→ PROBLEM TO SOLVE:
Go through the entries and count the lines with the string "作品评论" in them. Give only that number.
### EXERCISE MATERIALS ###
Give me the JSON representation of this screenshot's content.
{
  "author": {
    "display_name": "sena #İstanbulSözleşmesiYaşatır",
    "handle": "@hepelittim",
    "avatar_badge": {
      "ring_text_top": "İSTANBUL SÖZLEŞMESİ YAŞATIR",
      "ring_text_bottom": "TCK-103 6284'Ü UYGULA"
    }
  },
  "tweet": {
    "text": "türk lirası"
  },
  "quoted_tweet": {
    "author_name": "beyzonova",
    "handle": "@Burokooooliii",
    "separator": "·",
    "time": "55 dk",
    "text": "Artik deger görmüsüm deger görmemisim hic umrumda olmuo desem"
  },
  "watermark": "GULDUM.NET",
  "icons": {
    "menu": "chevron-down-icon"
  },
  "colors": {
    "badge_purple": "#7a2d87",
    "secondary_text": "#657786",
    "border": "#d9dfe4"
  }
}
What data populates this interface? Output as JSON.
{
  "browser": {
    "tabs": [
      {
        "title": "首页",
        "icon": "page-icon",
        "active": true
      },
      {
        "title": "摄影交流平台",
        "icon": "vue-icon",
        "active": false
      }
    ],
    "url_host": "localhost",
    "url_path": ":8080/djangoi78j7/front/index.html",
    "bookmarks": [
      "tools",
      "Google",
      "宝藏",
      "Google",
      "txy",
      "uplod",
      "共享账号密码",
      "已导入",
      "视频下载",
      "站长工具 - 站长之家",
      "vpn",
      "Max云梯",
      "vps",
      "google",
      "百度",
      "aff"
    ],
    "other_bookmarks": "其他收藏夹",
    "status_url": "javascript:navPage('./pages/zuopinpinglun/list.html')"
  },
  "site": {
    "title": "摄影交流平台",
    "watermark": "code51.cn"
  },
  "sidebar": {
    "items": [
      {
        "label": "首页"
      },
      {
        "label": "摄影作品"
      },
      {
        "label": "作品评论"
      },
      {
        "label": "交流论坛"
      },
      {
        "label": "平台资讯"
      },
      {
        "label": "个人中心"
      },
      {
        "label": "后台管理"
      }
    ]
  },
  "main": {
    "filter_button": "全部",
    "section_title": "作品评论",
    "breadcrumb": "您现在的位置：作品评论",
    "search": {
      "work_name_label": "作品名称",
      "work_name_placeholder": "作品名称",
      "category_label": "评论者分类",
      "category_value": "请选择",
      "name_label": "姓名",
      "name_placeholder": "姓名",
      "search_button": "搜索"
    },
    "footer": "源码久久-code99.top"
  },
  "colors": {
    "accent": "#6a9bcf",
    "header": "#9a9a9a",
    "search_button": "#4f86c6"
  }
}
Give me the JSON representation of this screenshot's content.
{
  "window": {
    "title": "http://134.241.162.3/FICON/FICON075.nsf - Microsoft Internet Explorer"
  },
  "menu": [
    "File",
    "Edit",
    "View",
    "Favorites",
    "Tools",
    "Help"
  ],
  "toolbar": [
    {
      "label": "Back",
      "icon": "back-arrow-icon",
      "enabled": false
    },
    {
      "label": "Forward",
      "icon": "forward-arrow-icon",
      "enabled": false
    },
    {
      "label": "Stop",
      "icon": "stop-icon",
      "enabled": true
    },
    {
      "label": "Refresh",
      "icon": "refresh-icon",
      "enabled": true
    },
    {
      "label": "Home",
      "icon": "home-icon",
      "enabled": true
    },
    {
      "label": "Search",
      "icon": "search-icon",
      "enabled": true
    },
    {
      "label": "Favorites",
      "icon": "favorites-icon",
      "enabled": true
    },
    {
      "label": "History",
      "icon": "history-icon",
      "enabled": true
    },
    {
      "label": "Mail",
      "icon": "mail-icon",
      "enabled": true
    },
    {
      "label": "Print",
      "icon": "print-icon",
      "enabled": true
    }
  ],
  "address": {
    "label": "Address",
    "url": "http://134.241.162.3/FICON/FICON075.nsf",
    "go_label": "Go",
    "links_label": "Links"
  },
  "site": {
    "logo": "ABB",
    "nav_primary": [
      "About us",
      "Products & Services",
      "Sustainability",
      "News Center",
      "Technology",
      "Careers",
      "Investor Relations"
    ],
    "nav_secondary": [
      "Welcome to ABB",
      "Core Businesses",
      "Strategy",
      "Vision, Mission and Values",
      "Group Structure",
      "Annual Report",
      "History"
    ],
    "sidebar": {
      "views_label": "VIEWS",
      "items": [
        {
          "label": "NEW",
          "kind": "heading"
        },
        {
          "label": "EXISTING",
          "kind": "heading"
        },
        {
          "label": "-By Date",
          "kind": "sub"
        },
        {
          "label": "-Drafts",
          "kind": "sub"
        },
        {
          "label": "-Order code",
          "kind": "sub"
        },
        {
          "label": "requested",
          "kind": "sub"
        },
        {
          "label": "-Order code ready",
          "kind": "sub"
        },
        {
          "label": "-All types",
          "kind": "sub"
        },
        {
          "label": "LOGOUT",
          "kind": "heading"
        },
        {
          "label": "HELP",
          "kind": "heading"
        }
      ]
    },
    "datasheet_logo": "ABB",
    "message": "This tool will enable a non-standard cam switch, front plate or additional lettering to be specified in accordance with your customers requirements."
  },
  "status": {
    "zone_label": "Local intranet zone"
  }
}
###
→ RESPONSE BOX:
3